“Stop. Breathe. (Yes, through your mask.) This is hard. Now shock yourself with how far you can spread your care, knowledge and love in 12 hours.”
These words, beautifully handwritten in black script on white canvas, are read by nurses in 44 hospitals throughout eight states, including 13 units at the Brigham.
“The message promotes teamwork and courage and acknowledges that being a nurse during this pandemic is really hard,” said Barbara Healy, MSN, RN, of the Brigham integrated Care Management Program, whose daughter, Maura, makes and donates these signs. “But you can overcome your fears because you love your patients and really care about these people.”
This is what Healy told her other daughter, Barbie, an ICU nurse at Massachusetts General Hospital, who has been caring for COVID-19 patients since the pandemic spread to Massachusetts. “I told Barbie, when you get to work, take a moment. Just breathe. This is hard, but you’ll do more than you ever thought you could because you care so much,” said Healy, who has five children.
Barbie then put these sentiments into her own words — words that would resonate with her fellow nurses and clinicians. “I wanted to remind my colleagues that we can do this,” she said. “We know how to love, advocate and fight for our patients. We can be their nurse, advocate and family member. But first it’s important to acknowledge that this is hard.”
Barbie asked Maura, an elementary school art teacher, if she could make two signs for the Surgical Intensive Care Unit where she and her roommate work. The first is for nurses to read when they start their shift. The second is for when they end their shift:
“Stop. Admire the strength you all had for 12 hours. The kind words, gentle hands and intelligent thoughts that changed not just someone’s day but maybe someone’s life.”
This is the message Barbie feels is most important. “At the end of a 12-hour-shift, we are exhausted. But we need to stop and recognize what we just did, physically and mentally and even more lately in a spiritual way, during these difficult challenges when we step in as the family during the final moments of someone’s life,” she said. “This must be acknowledged, and we need to remind ourselves that the challenges we face are so much bigger than ourselves; they are for someone else’s precious life.”
After the first signs went up at MGH, Maura shared pictures on her Instagram (@daintyscripts) using the hashtag #NoNursePaysforHope. She immediately began receiving requests for the same signs for nurses in other hospitals. She donates them for free to any nurse who requests them, thanks to a community of supporters who has generously donated funds for her supplies and shipping costs.
“I never imagined this would happen,” she says of the response. “My heart is full from all the random acts of kindness. Every new order means so much to me because I know how much it means to each unit and hospital. Signing ‘Barbie Healy, RN,’ at the bottom of each sign is important to me, and I’m so happy I can spread these words from her while she works tirelessly on the front lines.”
The signs have become a symbol of connection and unity among nurses, hospitals and communities during the pandemic.

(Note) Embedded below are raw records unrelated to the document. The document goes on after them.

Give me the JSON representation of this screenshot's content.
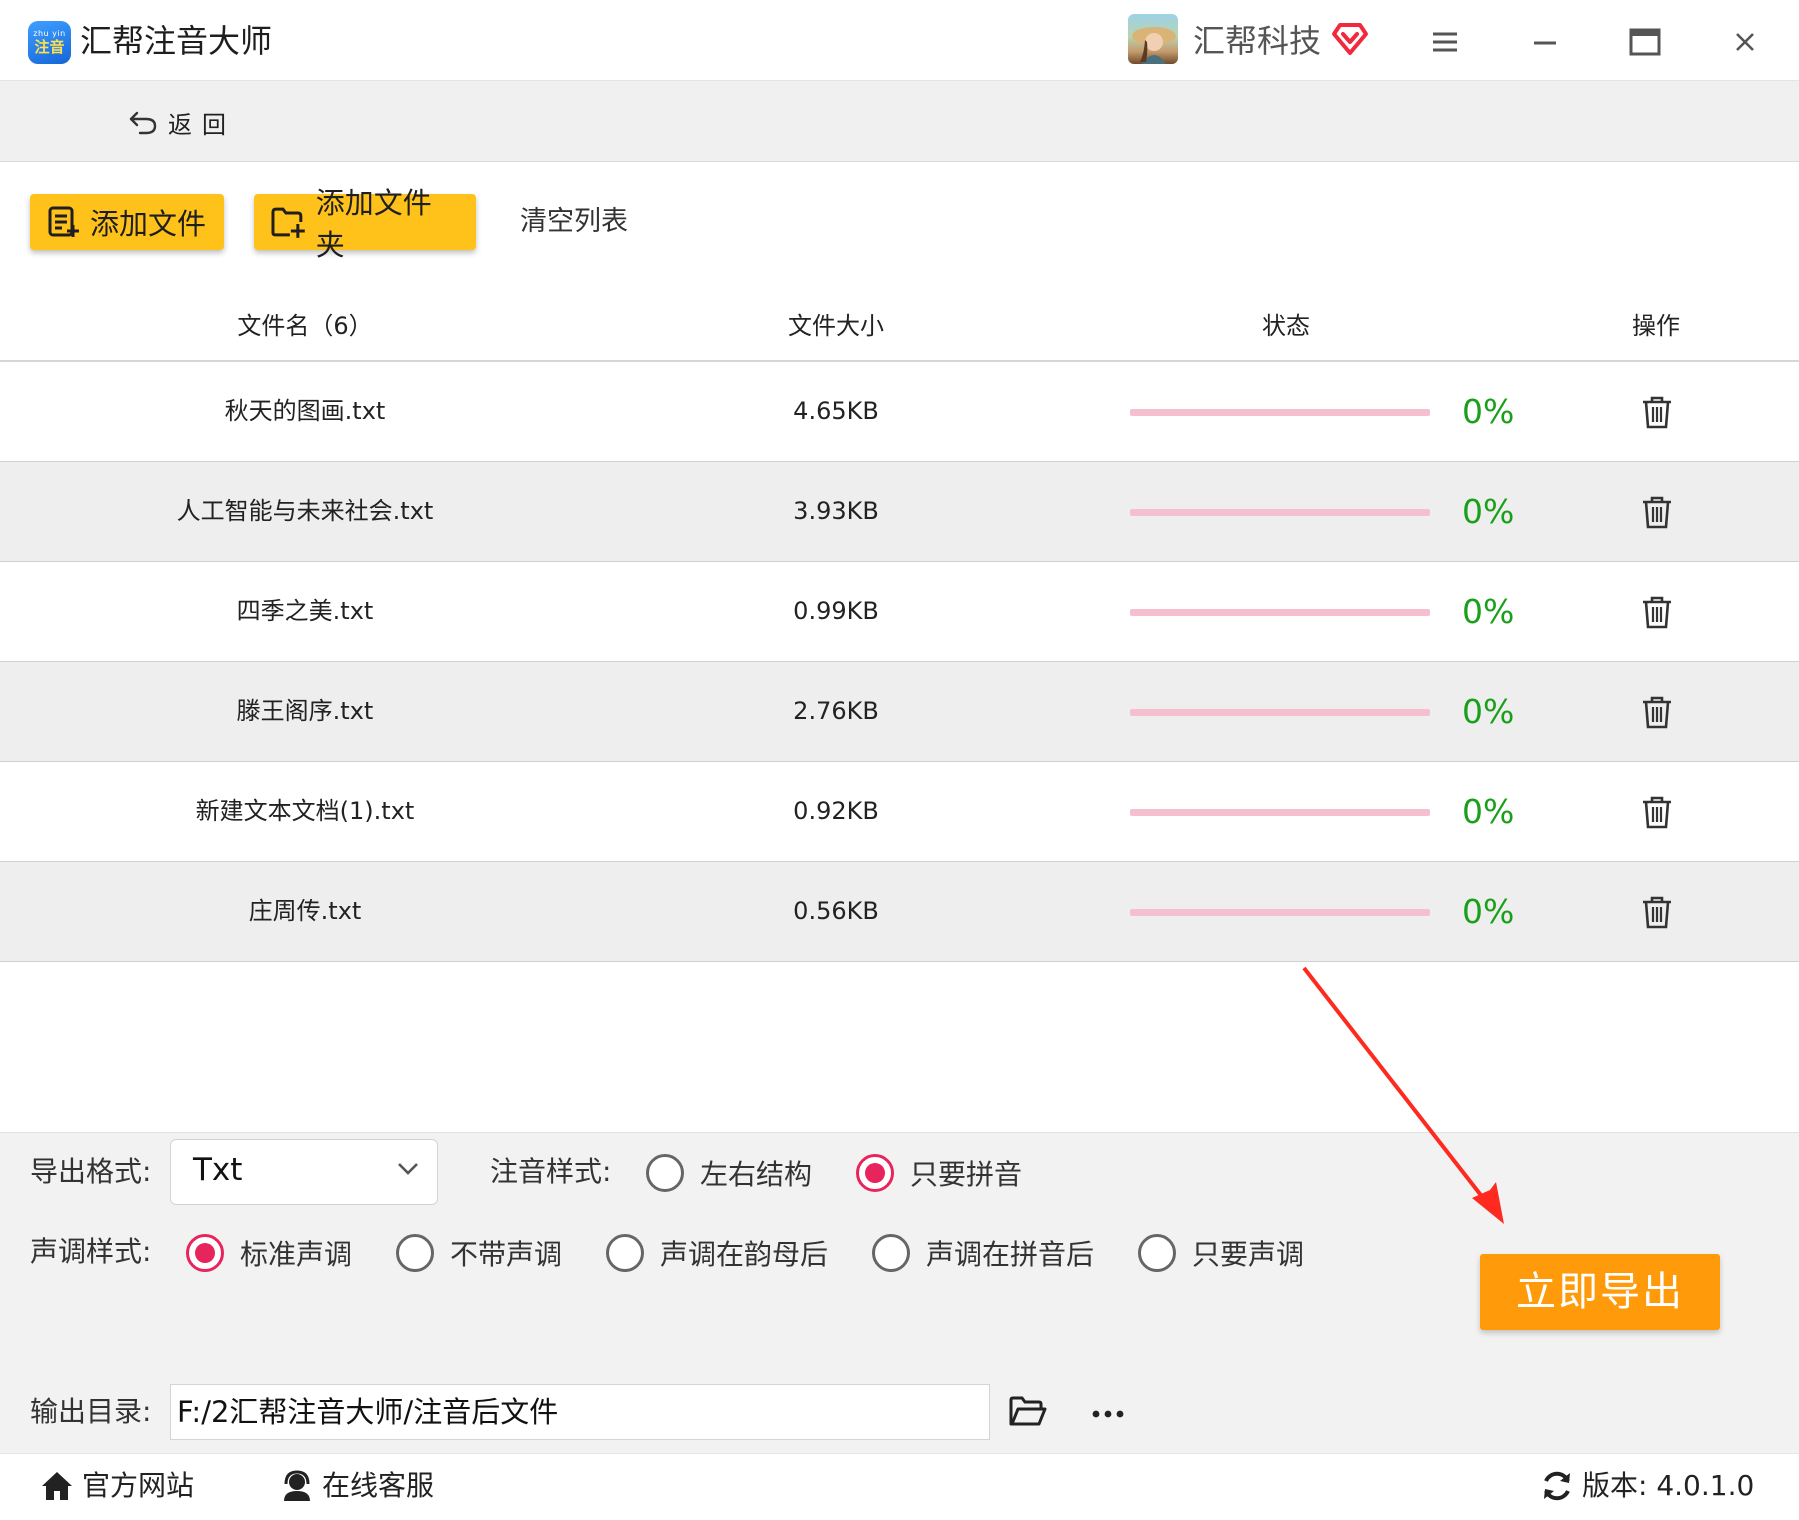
{
  "app": {
    "logo_top": "zhu yin",
    "logo_bottom": "注音",
    "title": "汇帮注音大师",
    "company": "汇帮科技"
  },
  "nav": {
    "back_label": "返回"
  },
  "toolbar": {
    "add_file": "添加文件",
    "add_folder": "添加文件夹",
    "clear_list": "清空列表"
  },
  "table": {
    "headers": {
      "name": "文件名（6）",
      "size": "文件大小",
      "status": "状态",
      "action": "操作"
    },
    "rows": [
      {
        "name": "秋天的图画.txt",
        "size": "4.65KB",
        "progress": "0%"
      },
      {
        "name": "人工智能与未来社会.txt",
        "size": "3.93KB",
        "progress": "0%"
      },
      {
        "name": "四季之美.txt",
        "size": "0.99KB",
        "progress": "0%"
      },
      {
        "name": "滕王阁序.txt",
        "size": "2.76KB",
        "progress": "0%"
      },
      {
        "name": "新建文本文档(1).txt",
        "size": "0.92KB",
        "progress": "0%"
      },
      {
        "name": "庄周传.txt",
        "size": "0.56KB",
        "progress": "0%"
      }
    ]
  },
  "options": {
    "export_format_label": "导出格式:",
    "export_format_value": "Txt",
    "annotation_style_label": "注音样式:",
    "annotation_options": [
      "左右结构",
      "只要拼音"
    ],
    "annotation_selected": 1,
    "tone_style_label": "声调样式:",
    "tone_options": [
      "标准声调",
      "不带声调",
      "声调在韵母后",
      "声调在拼音后",
      "只要声调"
    ],
    "tone_selected": 0,
    "output_dir_label": "输出目录:",
    "output_dir_value": "F:/2汇帮注音大师/注音后文件",
    "export_button": "立即导出"
  },
  "footer": {
    "website": "官方网站",
    "support": "在线客服",
    "version": "版本:  4.0.1.0"
  },
  "colors": {
    "accent_yellow": "#ffc21a",
    "export_orange": "#ff9a0b",
    "radio_on": "#e8245d",
    "progress_text": "#1a9f1a",
    "progress_track": "#f5bfd0",
    "arrow": "#ff2a1f"
  },
  "icons": {
    "back": "undo-arrow-icon",
    "menu": "hamburger-icon",
    "minimize": "minimize-icon",
    "maximize": "maximize-icon",
    "close": "close-icon",
    "delete": "trash-icon",
    "folder": "folder-open-icon",
    "more": "ellipsis-icon",
    "home": "home-icon",
    "support": "headset-icon",
    "refresh": "refresh-icon",
    "vip": "vip-diamond-icon"
  }
}
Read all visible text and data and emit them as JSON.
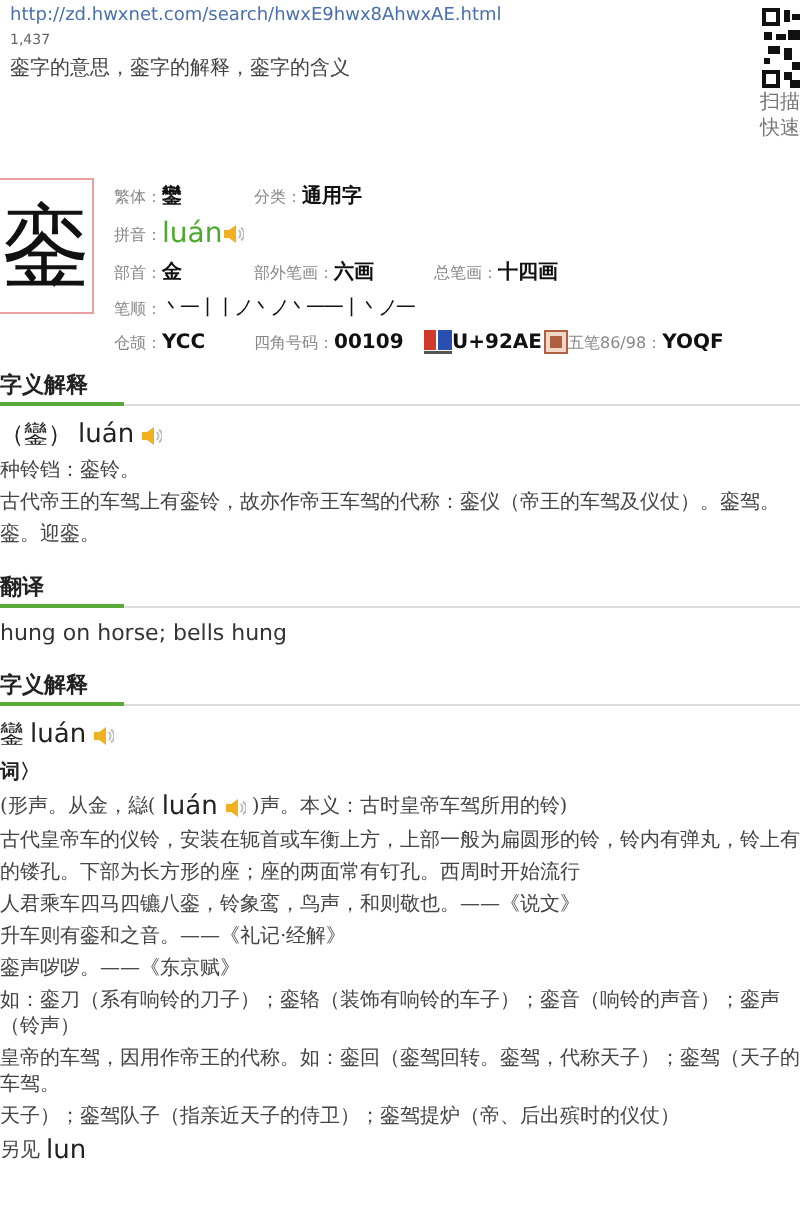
{
  "url": "http://zd.hwxnet.com/search/hwxE9hwx8AhwxAE.html",
  "count": "1,437",
  "page_title": "銮字的意思，銮字的解释，銮字的含义",
  "qr_caption": [
    "扫描",
    "快速"
  ],
  "character": "銮",
  "info": [
    [
      {
        "label": "繁体：",
        "value": "鑾",
        "kind": "text"
      },
      {
        "label": "分类：",
        "value": "通用字",
        "kind": "text"
      }
    ],
    [
      {
        "label": "拼音：",
        "value": "luán",
        "kind": "pinyin"
      }
    ],
    [
      {
        "label": "部首：",
        "value": "金",
        "kind": "text"
      },
      {
        "label": "部外笔画：",
        "value": "六画",
        "kind": "text"
      },
      {
        "label": "总笔画：",
        "value": "十四画",
        "kind": "text"
      }
    ],
    [
      {
        "label": "笔顺：",
        "value": "丶一丨丨ノ丶ノ丶一一丨丶ノ一",
        "kind": "stroke"
      }
    ],
    [
      {
        "label": "仓颉：",
        "value": "YCC",
        "kind": "text"
      },
      {
        "label": "四角号码：",
        "value": "00109",
        "kind": "text"
      },
      {
        "value": "U+92AE",
        "kind": "unicode"
      },
      {
        "label": "五笔86/98：",
        "value": "YOQF",
        "kind": "wubi"
      }
    ]
  ],
  "sections": [
    {
      "title": "字义解释",
      "lines": [
        {
          "kind": "heading",
          "text": "（鑾）",
          "pinyin": "luán"
        },
        {
          "kind": "text",
          "text": "种铃铛：銮铃。"
        },
        {
          "kind": "text",
          "text": "古代帝王的车驾上有銮铃，故亦作帝王车驾的代称：銮仪（帝王的车驾及仪仗）。銮驾。"
        },
        {
          "kind": "text",
          "text": "銮。迎銮。"
        }
      ]
    },
    {
      "title": "翻译",
      "lines": [
        {
          "kind": "english",
          "text": "hung on horse; bells hung"
        }
      ]
    },
    {
      "title": "字义解释",
      "lines": [
        {
          "kind": "heading",
          "text": "鑾",
          "pinyin": "luán"
        },
        {
          "kind": "bold",
          "text": "词〉"
        },
        {
          "kind": "inline_audio",
          "text": "(形声。从金，䜌(",
          "pinyin": "luán",
          "after": ")声。本义：古时皇帝车驾所用的铃)"
        },
        {
          "kind": "text",
          "text": "古代皇帝车的仪铃，安装在轭首或车衡上方，上部一般为扁圆形的铃，铃内有弹丸，铃上有"
        },
        {
          "kind": "text",
          "text": "的镂孔。下部为长方形的座；座的两面常有钉孔。西周时开始流行"
        },
        {
          "kind": "text",
          "text": "人君乘车四马四镳八銮，铃象鸾，鸟声，和则敬也。——《说文》"
        },
        {
          "kind": "text",
          "text": "升车则有銮和之音。——《礼记·经解》"
        },
        {
          "kind": "text",
          "text": "銮声哕哕。——《东京赋》"
        },
        {
          "kind": "text",
          "text": "如：銮刀（系有响铃的刀子）；銮辂（装饰有响铃的车子）；銮音（响铃的声音）；銮声（铃声）"
        },
        {
          "kind": "text",
          "text": "皇帝的车驾，因用作帝王的代称。如：銮回（銮驾回转。銮驾，代称天子）；銮驾（天子的车驾。"
        },
        {
          "kind": "text",
          "text": "天子）；銮驾队子（指亲近天子的侍卫）；銮驾提炉（帝、后出殡时的仪仗）"
        },
        {
          "kind": "seealso",
          "text": "另见",
          "pinyin": "lun"
        }
      ]
    }
  ]
}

“The most beautiful thing is how these signs are connecting the nursing community,” said Healy. “The words seem to be universal to nurses, as well as other clinicians caring for these patients. And people in the community have been happy to donate — some two or three times — because it helps them feel like they can do something for nurses during this difficult time.”